Saw painted wolves, fur dripping with blood after a kill, and no cares in the world, except for their pups. 

And watched baboons monkey around with all things human.

That same trip connected us with villagers and townies in the big and little places in South Africa, in Botswana, and in Zimbabwe.  Out our train windows we negotiated with Africans selling hand-crafted items.  After Victoria Falls they descended en masse.  And in a little Zimbabwe community, all 20 citizens greeted our bus – and proudly showed us their cell phone, their homes … and their beer-making hut.

At every stop, at every pause, we heard the word “ish.”  To them, it meant sort of, or around the time.  There could be delays – unavoidable due to nature.  There might be some variance in getting together, depending on other people.  The “ish,” to them, was truth.  They would absolutely stick to the agreement, to the meeting.  But “ish” might intervene to make them miss the exact time.

That’s alien to our work worlds.  At many companies, “ish” might be anathema … even a few minutes off might spell an issue, even some sort of warning.  On the dot, after all, means punctuality.

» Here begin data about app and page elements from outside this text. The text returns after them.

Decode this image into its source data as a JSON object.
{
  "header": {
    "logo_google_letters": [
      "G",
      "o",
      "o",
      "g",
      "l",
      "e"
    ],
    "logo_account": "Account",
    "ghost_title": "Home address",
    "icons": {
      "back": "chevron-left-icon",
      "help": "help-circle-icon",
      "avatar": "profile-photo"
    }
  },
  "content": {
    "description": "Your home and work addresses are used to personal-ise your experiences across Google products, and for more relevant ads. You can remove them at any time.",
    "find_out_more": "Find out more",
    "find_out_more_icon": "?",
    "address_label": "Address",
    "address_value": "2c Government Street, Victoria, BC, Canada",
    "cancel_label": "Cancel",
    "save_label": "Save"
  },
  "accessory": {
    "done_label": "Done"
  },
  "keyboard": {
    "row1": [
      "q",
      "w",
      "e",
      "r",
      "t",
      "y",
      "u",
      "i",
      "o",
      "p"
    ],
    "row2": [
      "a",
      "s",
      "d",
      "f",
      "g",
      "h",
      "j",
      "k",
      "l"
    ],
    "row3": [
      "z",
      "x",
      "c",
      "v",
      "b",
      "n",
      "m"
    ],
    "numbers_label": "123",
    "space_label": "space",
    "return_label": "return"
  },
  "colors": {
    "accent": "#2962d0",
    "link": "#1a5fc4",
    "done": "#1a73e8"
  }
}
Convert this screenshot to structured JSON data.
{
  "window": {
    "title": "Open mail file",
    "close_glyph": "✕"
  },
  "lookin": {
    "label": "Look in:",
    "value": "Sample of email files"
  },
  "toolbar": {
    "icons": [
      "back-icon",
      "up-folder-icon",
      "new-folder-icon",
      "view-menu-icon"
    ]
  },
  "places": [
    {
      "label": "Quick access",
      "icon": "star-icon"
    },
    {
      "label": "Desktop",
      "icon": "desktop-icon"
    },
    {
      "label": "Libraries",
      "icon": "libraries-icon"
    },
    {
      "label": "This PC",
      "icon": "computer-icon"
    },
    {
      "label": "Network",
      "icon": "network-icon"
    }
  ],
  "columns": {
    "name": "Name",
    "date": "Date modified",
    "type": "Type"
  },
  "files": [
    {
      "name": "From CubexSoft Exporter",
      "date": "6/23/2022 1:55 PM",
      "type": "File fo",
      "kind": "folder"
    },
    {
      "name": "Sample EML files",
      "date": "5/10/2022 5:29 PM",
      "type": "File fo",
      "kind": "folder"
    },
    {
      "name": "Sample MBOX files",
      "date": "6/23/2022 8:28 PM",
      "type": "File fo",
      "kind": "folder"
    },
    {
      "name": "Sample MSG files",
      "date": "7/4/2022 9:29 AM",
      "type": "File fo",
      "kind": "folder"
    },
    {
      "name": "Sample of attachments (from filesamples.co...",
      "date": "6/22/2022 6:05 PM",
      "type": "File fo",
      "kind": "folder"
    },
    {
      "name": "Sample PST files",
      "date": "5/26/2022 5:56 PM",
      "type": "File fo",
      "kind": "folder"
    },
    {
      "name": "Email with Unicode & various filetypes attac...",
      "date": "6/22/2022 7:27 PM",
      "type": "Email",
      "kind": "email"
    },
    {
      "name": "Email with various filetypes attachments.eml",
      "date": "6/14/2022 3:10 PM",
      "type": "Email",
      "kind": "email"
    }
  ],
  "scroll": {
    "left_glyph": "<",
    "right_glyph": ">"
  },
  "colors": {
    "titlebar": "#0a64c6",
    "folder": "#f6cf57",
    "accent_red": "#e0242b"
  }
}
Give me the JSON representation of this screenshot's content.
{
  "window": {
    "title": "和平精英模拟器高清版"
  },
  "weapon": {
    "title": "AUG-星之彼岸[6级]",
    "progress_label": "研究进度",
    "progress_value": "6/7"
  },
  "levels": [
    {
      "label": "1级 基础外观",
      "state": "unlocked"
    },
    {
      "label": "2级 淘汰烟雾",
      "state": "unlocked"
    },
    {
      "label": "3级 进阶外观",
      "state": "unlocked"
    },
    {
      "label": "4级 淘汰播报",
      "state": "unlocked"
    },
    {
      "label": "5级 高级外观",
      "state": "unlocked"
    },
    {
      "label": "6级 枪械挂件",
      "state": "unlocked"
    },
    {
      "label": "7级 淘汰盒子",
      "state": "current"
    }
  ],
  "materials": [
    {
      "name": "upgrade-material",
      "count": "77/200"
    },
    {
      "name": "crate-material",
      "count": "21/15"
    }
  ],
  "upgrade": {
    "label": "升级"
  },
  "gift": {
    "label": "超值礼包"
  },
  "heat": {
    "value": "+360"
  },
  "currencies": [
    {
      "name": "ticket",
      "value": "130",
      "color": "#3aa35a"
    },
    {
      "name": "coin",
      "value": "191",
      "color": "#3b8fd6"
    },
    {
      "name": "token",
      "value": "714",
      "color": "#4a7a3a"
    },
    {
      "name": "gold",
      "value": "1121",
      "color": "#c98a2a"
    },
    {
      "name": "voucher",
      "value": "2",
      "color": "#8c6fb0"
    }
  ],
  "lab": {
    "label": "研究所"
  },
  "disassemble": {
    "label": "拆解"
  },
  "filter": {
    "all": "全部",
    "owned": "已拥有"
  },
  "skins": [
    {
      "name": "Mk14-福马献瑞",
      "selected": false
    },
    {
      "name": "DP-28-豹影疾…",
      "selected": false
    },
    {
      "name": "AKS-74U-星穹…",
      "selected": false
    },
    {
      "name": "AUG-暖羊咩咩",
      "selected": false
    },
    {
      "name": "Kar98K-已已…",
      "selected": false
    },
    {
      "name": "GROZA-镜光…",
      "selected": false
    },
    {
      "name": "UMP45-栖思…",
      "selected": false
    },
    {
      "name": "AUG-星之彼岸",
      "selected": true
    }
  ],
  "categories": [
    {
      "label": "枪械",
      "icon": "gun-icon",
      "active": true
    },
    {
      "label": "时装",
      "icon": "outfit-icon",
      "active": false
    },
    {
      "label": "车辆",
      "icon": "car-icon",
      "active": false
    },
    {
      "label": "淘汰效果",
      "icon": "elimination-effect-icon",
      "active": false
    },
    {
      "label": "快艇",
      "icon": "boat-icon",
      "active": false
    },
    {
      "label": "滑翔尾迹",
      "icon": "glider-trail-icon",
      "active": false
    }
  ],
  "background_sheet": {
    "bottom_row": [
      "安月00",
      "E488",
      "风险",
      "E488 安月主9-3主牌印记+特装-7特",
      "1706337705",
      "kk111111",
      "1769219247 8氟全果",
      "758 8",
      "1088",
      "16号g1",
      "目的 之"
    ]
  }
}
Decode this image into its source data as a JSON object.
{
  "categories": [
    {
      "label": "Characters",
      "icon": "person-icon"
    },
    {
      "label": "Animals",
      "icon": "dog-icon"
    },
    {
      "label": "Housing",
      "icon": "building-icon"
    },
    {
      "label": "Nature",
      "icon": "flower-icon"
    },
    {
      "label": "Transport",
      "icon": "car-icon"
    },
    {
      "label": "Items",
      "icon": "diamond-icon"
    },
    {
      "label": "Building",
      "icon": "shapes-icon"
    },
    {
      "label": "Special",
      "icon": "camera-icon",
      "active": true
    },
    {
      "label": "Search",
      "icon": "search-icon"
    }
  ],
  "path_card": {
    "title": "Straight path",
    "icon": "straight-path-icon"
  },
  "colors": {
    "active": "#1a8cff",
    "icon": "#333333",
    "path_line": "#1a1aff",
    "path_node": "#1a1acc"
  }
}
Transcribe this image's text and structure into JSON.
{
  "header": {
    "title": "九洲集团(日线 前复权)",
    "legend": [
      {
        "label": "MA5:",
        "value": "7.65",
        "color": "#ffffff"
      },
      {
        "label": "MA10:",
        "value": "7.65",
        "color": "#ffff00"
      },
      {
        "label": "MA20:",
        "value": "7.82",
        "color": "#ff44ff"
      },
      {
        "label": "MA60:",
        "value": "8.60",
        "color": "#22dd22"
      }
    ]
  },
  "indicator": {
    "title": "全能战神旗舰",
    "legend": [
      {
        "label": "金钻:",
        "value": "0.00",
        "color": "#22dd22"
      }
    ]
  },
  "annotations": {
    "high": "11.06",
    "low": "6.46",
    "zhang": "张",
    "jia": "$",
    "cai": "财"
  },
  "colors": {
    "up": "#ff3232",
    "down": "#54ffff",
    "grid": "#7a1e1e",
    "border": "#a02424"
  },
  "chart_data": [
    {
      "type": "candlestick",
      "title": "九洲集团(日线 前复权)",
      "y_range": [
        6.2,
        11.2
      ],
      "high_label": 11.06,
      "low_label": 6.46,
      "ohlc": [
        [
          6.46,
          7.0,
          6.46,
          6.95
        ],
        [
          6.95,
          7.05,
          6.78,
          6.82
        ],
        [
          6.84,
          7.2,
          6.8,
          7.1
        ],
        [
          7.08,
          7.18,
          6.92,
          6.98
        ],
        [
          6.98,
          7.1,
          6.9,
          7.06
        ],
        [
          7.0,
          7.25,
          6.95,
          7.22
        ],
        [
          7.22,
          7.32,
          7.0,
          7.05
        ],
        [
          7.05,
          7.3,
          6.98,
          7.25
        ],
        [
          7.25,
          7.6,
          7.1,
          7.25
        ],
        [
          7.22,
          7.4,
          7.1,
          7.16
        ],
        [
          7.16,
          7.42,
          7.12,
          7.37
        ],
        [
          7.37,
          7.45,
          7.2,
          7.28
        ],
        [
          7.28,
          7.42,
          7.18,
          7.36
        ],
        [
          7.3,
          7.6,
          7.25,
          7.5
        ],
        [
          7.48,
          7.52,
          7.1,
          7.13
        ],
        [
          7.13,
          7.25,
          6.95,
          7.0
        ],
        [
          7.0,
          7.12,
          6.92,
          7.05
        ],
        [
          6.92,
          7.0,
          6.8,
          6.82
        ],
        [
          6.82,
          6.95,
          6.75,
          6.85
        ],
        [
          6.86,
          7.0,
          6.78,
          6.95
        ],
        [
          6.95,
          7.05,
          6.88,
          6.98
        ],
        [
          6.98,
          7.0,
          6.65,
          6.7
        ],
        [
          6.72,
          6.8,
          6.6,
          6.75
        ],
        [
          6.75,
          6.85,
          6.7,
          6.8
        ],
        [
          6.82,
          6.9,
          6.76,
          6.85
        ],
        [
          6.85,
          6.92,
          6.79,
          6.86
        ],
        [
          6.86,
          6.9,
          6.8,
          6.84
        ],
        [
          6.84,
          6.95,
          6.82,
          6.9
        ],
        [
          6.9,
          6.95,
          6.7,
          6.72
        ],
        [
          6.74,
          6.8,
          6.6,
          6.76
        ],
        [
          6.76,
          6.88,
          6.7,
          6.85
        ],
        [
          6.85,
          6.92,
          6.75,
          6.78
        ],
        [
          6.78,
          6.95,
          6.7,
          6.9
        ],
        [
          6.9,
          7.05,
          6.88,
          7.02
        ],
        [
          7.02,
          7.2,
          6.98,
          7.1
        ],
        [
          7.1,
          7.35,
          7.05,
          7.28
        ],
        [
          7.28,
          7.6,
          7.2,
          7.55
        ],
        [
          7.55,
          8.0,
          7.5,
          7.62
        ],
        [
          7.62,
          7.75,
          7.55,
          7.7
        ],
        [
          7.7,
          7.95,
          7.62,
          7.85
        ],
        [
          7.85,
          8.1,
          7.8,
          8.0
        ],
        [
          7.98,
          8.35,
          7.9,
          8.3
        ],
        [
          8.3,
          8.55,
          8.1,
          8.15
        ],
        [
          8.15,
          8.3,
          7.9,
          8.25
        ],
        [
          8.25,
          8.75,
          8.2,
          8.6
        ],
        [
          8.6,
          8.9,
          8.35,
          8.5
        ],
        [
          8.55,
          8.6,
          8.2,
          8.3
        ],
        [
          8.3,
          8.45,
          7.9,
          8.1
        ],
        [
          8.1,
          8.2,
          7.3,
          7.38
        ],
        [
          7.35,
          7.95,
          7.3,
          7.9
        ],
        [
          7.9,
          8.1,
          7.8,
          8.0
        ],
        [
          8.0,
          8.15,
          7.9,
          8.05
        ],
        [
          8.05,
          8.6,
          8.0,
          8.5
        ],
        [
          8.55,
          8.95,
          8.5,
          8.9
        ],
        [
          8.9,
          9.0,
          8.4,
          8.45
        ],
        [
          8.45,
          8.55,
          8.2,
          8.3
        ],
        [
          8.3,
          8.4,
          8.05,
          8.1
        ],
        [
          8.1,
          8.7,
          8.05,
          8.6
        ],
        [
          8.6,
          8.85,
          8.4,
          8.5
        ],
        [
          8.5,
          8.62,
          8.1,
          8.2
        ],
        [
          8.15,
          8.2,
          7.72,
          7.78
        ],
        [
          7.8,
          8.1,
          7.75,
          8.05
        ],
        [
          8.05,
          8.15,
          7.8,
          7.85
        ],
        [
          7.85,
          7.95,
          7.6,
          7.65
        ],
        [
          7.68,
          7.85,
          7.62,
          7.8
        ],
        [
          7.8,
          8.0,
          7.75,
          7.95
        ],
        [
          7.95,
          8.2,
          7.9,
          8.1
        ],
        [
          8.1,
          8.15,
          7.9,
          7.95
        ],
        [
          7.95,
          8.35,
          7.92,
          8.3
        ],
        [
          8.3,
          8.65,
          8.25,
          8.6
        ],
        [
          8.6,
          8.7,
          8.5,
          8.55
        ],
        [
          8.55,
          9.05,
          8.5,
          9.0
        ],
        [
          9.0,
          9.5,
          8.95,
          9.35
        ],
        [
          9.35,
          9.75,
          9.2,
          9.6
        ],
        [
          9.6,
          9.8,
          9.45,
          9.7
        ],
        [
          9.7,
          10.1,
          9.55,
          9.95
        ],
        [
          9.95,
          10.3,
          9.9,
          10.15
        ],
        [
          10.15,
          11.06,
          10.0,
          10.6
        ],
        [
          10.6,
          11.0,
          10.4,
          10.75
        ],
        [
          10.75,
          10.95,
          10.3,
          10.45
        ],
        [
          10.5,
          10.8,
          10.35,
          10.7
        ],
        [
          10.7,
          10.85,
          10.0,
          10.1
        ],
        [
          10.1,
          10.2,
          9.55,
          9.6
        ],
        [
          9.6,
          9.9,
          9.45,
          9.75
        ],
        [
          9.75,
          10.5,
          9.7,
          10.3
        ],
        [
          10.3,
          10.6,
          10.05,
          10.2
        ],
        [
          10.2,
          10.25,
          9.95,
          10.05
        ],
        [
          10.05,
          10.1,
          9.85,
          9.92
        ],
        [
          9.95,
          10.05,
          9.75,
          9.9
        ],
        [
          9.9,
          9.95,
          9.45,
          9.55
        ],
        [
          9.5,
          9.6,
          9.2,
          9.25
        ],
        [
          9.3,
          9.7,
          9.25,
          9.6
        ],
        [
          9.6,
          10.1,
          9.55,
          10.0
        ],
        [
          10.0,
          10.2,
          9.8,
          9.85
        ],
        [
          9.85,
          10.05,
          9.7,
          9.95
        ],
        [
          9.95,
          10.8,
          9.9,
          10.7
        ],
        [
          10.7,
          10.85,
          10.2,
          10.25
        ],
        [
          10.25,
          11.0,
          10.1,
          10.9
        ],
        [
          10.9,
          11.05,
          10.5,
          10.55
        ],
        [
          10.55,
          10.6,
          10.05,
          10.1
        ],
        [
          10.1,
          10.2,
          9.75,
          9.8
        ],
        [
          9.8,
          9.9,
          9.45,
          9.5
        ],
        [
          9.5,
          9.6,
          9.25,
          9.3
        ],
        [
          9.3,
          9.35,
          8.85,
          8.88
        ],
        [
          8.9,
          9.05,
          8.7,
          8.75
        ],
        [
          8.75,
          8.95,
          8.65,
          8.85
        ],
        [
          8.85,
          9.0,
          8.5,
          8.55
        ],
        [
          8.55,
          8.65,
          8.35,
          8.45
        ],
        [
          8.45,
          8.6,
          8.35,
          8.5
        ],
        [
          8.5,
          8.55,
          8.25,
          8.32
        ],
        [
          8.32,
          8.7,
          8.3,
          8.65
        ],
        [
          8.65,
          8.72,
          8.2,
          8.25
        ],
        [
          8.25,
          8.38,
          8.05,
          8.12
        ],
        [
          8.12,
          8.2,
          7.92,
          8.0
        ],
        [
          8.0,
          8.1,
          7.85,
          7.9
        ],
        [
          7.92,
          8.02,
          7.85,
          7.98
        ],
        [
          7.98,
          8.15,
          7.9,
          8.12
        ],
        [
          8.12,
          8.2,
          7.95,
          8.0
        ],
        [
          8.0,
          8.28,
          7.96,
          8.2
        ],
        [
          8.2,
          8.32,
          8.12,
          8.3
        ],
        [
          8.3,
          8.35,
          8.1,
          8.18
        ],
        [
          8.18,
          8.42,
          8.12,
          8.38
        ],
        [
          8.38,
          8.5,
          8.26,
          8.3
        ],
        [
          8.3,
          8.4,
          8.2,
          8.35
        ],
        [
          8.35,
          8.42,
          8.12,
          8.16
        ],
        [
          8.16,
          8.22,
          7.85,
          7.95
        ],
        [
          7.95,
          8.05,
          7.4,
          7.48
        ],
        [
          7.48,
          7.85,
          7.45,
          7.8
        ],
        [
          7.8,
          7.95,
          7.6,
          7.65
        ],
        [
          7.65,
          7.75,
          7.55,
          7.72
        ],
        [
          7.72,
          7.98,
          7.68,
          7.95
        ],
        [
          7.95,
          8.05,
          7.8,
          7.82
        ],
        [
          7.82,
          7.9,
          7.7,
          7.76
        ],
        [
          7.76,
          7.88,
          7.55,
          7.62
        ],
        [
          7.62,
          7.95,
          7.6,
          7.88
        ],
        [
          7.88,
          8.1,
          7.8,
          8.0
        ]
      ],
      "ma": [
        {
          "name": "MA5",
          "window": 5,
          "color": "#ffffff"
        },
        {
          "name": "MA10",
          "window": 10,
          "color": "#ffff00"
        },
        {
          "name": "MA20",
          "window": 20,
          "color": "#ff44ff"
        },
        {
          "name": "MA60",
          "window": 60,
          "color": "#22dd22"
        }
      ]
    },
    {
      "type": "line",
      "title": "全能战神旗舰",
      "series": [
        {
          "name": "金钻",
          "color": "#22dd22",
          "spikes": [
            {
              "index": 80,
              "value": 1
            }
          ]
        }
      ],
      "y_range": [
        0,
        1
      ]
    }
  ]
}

Yet:  Is it time to re-think our clocks, and savor the minutes we spend waiting – and, perhaps, dreaming? 


*That’s the reason for our month-long blogging silence.  We’re back!